…we get a lot of our gear there… good prices, good service and a 45-day return policy…
Epiphone Valve Junior Half Stack
Vox DA5 5W 1×6.5 Guitar Combo Amp Black
Audix FireBall-V Harmonica Microphone
Shure 520DX Green Bullet Mic
Shure SM57 Instrument/Vocal Mic
If you get any of these mics except the Bullet, you’ll need an XLR mic cable plus an inline lo-z to hi-z transformer (to change the low-impedance mic signal to a high-impedance signal that the amp can work with). Budget $40-50 for those too…
6 replies on “Loud, proud, and inexpensive–What’s not to like?”
Please tell me what a digitech rp is. I play diatonic harps, What does the rp do ?
Sorry if this seems so simple, but I really need a primer on the basics of this.
You’ll find the info you need at:

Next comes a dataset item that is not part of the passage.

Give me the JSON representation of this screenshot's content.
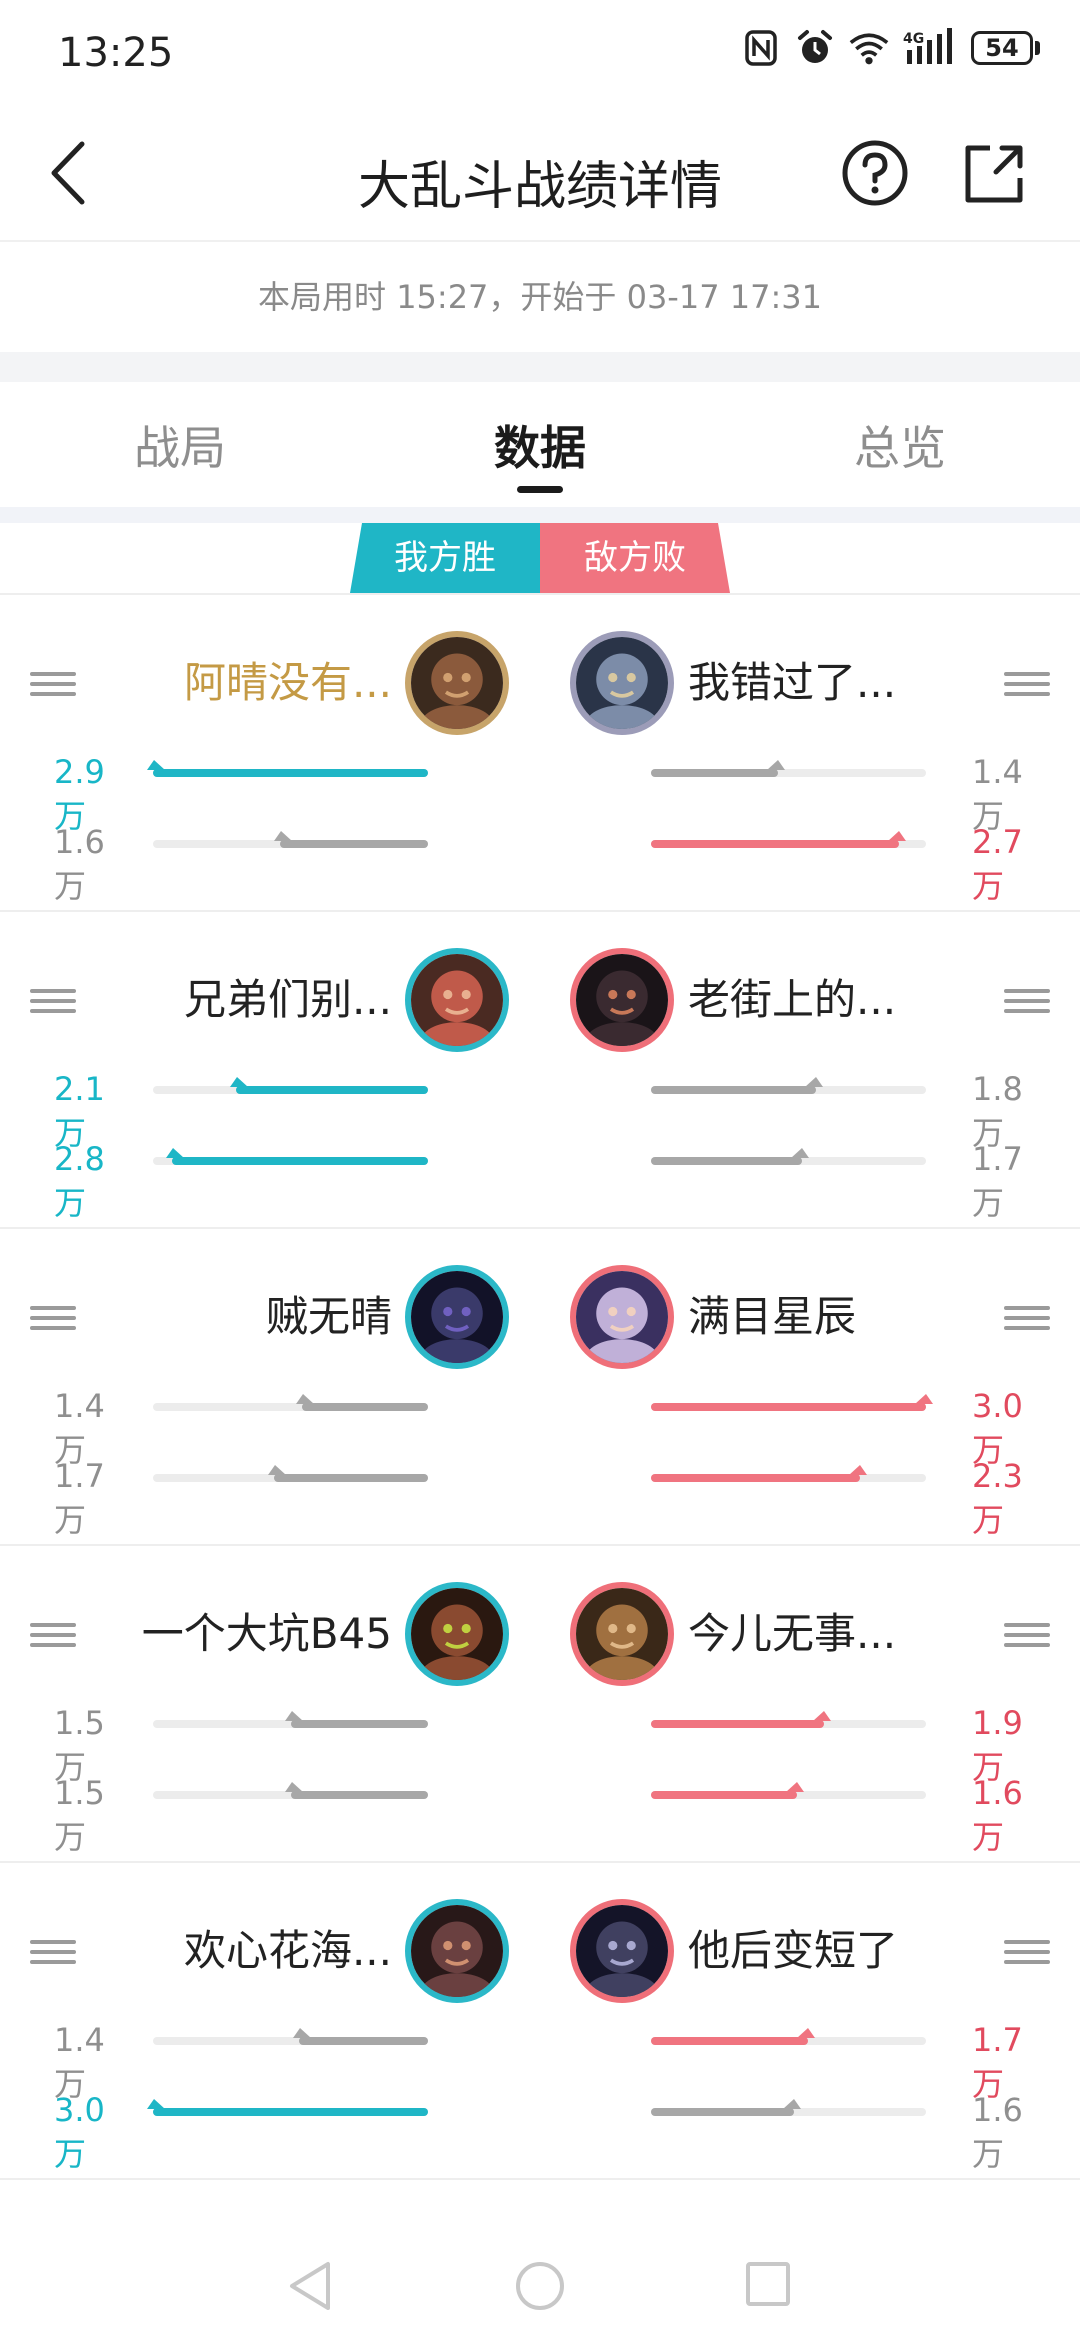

This a great site. As a beginning harmonica player i bought on your adivice amplified setup a vox DA 10 with fireball v. I already experience with it a lot and for so far it is a great setup and sounds good. The only thing is that i just use a xlr f cable but not with high low impedance transformer. Is that really nessecary??
maby this is one of those stupid question but still really looking forward to your reply.
Very few questions are ever stupid. A great question is one that clearly addresses a pertinent point. This one does.
The low impedance transformer is not essential–as you’ve already noted, the setup works without it–but it is very useful. When you use a low impedance mic connected directly to the amp without a transformer, you have to drive the (modeled) amp and preamp harder to get the volume up to a usable level. That means cranking up both amp gain and amp volume. The net result is a more distorted tone. The Fireball is a very clean sounding mic, so driving the (modeled) amp harder is okay to a point–it adds in some of the distortion that the mic isn’t supplying. However…
If you add an inline low-z-to-hi-z transformer, you’ll be able to turn the gain control way down, reducing distortion, while increasing the volume of the output significantly. You get tones that you can’t get with the lo-z cable (because of the high distortion inherent in the amp settings that are necessary with the lo-z setup). You’ll still be able to get big distorted tones when you want them, but you won’t be stuck in it.
In my opinion, it’s good not to use a lot of distortion all the time. It gets very tiresome for the audience and the player, and distorted tones really don’t cut through a full band the way you’d think they would when you hear the tone by itself. Distorted tones also don’t combine very well with pitch or time-based modulation FX, e.g. a pitch shifter/harmonizer for the former, a chorus for the latter. Steve Baker takes my RP patches and turns the amp gain all the way down. I think that’s a little drastic–I generally try to keep the gain down on most of my patches anyway–but it illustrates the point. Louder with less distortion is often a good thing. You can get louder with less distortion by adding the inline transformer to your rig.
What FX are included in the DA10?
Thanks for this very usefull information. I fully agree with you that getting a cleaner tone out your amp is sounding much better and more professional. Like the other Da ‘s the Vox DA 10 got auto-wah, chorus + delay, chorus + reverb, compressor, compressor + chorus, compressor + phaser, delay, flanger + reverb, reverb, rotary + reverb, and tremolo + reverb. There’s also a Tap Button that makes it easy to set the delay time or modulation speed. It got also 11 different styles to choose from. My harmonica teachers said that it is a very good setup combination. He is now also thinking to buy the Fireball V.
Keep up the good work!